Actuarial Methods and Assumptions Actuarial valuations involve estimates of the value of reported amounts and assumptions about the probability of events far into the future. Actuarially determined amounts are subject to continual revision as actual results are compared to past expectations and new estimates are made about the future. The schedule of funding progress presented as required supplementary information immediately following the notes to the financial statements contains multiyear trend information about whether the actuarial value of plan assets is increasing or decreasing over time relative to the actuarial accrued liability for benefits. Calculations are based on the types of benefits provided under the terms of the plan at the time of each valuation and on the pattern of sharing costs between the employer and plan members. Any variations in future experience from that expected from these assumptions will result in corresponding changes in the estimated costs of the benefits. The projection of benefits for financial reporting purposes does not incorporate the potential effects of legal funding limitations on the pattern of cost sharing between the employer and plan members in the future. Actuarial calculations reflect a long-term perspective and actuarial methods and assumptions used include techniques that are designed to reduce short-term volatility in actuarial accrued liabilities and the actuarial value of assets. The following table presents the significant methods and assumptions for all plans: Long-term Long-term Long-term Retiree Disability Disability Life Disability Healthcare Income Insurance Healthcare Actuarial Cost Method

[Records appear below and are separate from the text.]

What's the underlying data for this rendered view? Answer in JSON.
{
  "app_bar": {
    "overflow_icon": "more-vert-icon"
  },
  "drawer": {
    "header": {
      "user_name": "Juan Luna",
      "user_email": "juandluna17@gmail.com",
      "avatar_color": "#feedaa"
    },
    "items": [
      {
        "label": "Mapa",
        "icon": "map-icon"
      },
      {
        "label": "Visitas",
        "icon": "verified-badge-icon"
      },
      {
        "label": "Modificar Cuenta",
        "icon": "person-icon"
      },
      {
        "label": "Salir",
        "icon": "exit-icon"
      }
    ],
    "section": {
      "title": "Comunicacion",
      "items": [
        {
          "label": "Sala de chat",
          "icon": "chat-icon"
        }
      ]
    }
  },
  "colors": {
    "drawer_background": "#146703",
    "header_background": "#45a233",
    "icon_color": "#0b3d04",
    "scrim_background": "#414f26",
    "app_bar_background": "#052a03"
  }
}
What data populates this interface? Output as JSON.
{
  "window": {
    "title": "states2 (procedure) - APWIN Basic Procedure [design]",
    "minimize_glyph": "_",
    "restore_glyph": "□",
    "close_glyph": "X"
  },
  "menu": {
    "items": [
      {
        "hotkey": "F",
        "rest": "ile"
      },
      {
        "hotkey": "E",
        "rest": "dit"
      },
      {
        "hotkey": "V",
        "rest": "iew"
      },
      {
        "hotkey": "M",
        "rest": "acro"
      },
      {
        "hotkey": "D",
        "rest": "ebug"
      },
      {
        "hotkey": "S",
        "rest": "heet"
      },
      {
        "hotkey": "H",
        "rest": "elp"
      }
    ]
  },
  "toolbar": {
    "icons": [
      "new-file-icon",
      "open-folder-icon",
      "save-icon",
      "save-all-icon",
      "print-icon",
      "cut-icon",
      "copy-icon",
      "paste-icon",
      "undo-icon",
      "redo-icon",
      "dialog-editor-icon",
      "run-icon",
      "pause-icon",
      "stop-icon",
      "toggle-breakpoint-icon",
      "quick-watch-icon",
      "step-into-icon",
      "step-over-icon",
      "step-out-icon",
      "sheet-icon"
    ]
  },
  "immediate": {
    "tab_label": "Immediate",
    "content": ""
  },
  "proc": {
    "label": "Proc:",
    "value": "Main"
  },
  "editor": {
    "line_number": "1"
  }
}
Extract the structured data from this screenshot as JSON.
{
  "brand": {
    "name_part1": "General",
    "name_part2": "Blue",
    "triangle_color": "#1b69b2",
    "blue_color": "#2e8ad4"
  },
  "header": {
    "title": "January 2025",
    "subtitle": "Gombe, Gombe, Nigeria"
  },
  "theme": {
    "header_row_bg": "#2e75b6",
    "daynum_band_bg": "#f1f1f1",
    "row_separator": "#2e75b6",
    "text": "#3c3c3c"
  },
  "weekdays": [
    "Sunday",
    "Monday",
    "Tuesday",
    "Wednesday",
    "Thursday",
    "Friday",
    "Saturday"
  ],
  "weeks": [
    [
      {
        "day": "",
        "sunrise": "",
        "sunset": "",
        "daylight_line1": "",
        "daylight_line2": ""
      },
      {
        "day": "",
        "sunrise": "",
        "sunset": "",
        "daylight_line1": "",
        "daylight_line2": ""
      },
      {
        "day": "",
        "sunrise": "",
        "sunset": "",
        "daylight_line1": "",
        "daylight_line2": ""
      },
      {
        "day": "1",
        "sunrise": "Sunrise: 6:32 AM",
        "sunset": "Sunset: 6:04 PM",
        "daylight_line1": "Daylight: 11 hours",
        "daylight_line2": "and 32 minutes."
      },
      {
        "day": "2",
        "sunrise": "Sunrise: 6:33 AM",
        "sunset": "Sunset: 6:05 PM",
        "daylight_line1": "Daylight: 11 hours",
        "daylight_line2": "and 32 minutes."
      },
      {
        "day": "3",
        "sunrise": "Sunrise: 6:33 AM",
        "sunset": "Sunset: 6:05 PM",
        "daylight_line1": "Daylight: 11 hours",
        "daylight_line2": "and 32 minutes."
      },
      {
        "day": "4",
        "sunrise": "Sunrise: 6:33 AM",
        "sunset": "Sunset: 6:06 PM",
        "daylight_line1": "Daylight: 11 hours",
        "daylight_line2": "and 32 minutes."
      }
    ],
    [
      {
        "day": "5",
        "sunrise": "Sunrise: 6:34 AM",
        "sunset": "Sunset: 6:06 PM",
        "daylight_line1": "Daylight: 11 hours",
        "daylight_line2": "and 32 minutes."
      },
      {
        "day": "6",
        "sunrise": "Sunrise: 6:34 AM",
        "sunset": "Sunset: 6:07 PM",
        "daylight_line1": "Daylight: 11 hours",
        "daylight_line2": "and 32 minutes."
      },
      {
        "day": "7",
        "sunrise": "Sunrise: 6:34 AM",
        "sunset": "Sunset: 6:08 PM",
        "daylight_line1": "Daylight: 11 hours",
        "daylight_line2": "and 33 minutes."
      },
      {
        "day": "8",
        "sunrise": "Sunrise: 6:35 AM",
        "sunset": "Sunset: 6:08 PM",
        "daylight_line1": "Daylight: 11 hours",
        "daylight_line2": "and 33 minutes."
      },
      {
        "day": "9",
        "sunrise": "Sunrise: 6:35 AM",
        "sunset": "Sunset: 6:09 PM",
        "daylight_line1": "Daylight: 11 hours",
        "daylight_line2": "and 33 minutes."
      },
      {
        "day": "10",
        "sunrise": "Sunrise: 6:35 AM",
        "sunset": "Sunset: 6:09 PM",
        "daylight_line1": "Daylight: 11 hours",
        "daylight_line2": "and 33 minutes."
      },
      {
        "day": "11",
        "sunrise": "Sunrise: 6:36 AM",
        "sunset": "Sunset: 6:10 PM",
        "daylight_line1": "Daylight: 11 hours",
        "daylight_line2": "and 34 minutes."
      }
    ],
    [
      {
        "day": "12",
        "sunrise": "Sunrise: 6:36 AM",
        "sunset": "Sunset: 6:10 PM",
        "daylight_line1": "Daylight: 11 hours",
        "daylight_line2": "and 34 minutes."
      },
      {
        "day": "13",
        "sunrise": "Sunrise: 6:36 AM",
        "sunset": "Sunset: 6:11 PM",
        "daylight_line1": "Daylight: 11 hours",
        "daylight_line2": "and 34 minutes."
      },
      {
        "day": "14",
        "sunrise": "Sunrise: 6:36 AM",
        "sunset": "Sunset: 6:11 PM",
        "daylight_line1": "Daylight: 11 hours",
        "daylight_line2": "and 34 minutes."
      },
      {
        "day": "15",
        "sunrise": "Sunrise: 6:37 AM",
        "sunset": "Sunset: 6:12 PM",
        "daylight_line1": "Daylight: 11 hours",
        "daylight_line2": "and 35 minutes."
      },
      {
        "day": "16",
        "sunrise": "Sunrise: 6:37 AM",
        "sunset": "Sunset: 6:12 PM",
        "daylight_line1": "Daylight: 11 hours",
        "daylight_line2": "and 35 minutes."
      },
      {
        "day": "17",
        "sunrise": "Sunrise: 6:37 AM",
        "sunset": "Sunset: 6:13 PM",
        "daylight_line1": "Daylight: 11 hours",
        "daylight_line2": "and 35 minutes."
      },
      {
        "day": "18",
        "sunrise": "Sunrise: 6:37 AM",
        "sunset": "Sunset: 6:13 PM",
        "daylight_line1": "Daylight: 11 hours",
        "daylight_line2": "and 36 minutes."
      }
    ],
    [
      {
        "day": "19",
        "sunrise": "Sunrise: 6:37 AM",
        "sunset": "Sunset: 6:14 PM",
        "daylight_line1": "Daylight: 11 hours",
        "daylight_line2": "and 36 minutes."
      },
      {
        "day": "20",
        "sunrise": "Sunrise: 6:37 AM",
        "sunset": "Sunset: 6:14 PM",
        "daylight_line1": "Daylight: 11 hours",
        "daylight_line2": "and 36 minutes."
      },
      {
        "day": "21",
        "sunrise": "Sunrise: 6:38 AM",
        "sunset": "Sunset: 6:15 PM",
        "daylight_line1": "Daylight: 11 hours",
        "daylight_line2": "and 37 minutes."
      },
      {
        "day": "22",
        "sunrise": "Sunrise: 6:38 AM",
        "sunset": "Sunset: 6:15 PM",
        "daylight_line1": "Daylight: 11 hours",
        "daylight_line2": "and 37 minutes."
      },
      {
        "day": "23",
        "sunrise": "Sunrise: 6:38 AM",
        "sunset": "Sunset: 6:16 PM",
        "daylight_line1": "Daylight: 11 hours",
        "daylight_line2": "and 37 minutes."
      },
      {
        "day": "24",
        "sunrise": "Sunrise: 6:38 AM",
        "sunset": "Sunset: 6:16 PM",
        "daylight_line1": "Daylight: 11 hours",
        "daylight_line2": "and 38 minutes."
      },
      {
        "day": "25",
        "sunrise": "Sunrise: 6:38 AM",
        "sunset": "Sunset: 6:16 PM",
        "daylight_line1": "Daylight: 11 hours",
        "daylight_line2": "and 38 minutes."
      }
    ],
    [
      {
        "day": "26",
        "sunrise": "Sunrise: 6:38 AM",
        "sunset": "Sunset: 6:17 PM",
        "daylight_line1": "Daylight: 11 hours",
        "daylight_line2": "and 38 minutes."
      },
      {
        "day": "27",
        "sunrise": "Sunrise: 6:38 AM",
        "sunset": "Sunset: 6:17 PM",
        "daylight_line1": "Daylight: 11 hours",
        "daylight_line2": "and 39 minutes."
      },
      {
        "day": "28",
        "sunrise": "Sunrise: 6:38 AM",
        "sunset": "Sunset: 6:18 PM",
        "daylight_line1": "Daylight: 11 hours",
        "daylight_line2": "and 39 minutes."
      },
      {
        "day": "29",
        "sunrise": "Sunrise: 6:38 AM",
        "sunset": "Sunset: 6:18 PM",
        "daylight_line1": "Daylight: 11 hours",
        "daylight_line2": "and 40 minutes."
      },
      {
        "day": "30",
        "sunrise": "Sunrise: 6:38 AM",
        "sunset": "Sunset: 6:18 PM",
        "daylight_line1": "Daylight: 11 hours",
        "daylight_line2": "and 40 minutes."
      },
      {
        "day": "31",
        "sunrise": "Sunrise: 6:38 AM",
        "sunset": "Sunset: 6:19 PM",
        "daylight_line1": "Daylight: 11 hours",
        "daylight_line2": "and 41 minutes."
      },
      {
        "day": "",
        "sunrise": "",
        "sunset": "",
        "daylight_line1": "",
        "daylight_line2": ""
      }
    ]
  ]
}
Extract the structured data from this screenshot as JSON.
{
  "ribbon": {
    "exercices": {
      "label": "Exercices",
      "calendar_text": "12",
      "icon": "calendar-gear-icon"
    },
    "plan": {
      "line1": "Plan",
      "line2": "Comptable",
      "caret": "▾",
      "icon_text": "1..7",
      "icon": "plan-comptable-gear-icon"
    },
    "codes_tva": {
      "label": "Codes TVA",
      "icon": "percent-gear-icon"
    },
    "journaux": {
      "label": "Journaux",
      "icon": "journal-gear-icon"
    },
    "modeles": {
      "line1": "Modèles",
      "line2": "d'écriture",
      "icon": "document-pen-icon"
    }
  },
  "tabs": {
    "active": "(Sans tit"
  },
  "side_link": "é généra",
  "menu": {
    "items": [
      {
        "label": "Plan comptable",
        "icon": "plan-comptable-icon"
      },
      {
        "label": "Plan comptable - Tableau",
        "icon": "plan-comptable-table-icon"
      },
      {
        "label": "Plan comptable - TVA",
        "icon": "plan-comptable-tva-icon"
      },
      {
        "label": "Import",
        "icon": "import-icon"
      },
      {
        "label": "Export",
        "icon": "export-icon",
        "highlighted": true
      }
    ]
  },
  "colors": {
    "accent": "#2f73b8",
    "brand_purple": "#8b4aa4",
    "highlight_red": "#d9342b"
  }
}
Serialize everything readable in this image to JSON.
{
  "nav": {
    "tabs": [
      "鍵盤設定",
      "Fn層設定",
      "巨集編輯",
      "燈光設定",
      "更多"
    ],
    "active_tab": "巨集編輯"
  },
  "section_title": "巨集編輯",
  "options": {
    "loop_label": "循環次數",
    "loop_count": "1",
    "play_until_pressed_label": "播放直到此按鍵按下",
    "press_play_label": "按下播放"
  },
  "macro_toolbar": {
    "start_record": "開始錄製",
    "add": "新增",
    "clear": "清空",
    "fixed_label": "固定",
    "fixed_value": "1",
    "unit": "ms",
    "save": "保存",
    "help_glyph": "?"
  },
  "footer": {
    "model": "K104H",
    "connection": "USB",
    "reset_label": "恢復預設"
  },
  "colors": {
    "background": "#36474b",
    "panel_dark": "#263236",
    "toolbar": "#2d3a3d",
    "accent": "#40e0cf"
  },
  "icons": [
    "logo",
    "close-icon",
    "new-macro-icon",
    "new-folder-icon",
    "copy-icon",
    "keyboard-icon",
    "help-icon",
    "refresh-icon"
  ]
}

Projected Unit Projected Unit Projected Unit Projected Unit Credit Credit Credit Credit

Amortization Method

Level Percentage of Payroll

Amortization Period 11 years Closed Assumptions: Inflation Rate 3.00% Investment Return 4.50% OPEB Increases N/A Projected Salary Increases 3.75% Healthcare Cost Initial Trend Rate 13.60% Healthcare Cost Ultimate Trend Rate 5.00%

Level Dollar Amount

Level Level Percentage of Percentage of Payroll Payroll

8 years Closed

30 years Open

30 year Open

3.00% 5.25% N/A 3.75% N/A N/A

3.00% 5.25% N/A 3.75% N/A N/A

3.00% 4.50% N/A 3.75% 13.60% 5.00%

2,833 0.56%

Annual OPEB Cost Comparison The following table compares the annual OPEB cost, the percentage of annual OPEB cost contributed and the net OPEB obligation (funding excess) for the current and prior year. Retiree Long-term Long-term Long-term Healthcare Disability Disability Life Disability Plan Income Insurance Healthcare Annual OPEB Cost 2010 $6,819 $2,266 $1,768 $4,068 2009 $6,781 $2,121 $1,660 $3,715 2008 $80,171 $574 $1,699 $3,706 % of AOC Contributed

2010 58.9% 79.72% 107.54% 55.66% 2009 111.02% 96.03% 147.37% 116.00% 2008 23.52% 371.32% 55.10% 56.21%

Net OPEB Obligation 2010 $63,391 ($1,012) (Funding Excess) 2009 $60,567 ($1,472) End of Year 2008 $61,314 ($1,556) Funded Status and Funding Progress

($1.56) ($23) $763

$2,833 $1,029 $1,623

The following table illustrates the funded status and the funding process for the Lottery: Retiree Long-term Long-term Long-term Healthcare Disability Disability Life Disability Plan Income Insurance Healthcare Actuarial Valuation Date 7/1/2008 7/1/2008 7/1/2008 7/1/2008 Actuarial Value of Assets $ - $ - $ - $ Accrued Liability (AAL) $ 51,372 $ 13,824 $ 19,842 $ 23,721 Unfunded AAL (UAAL) (2) - (1) $ 51,372 $ 13,824 $ 19,842 $ 23,721 Funded Ratios (1) : (2) 0.0% 0.0% 0.0% 0.0% Annual Covered Payroll $ 1,712,245 $ 1,712,245 $ 1,712,245 $ 1,712,245 UAAL as a Percentage of Covered Payroll (3) : (5) 3.00% 0.81% 1.16% 1.39%


Benefiting Idaho Public Schools and the Permanent Building Fund. P.O. Box 6537, Boise, ID 83707-6537 |

Annual Report 2010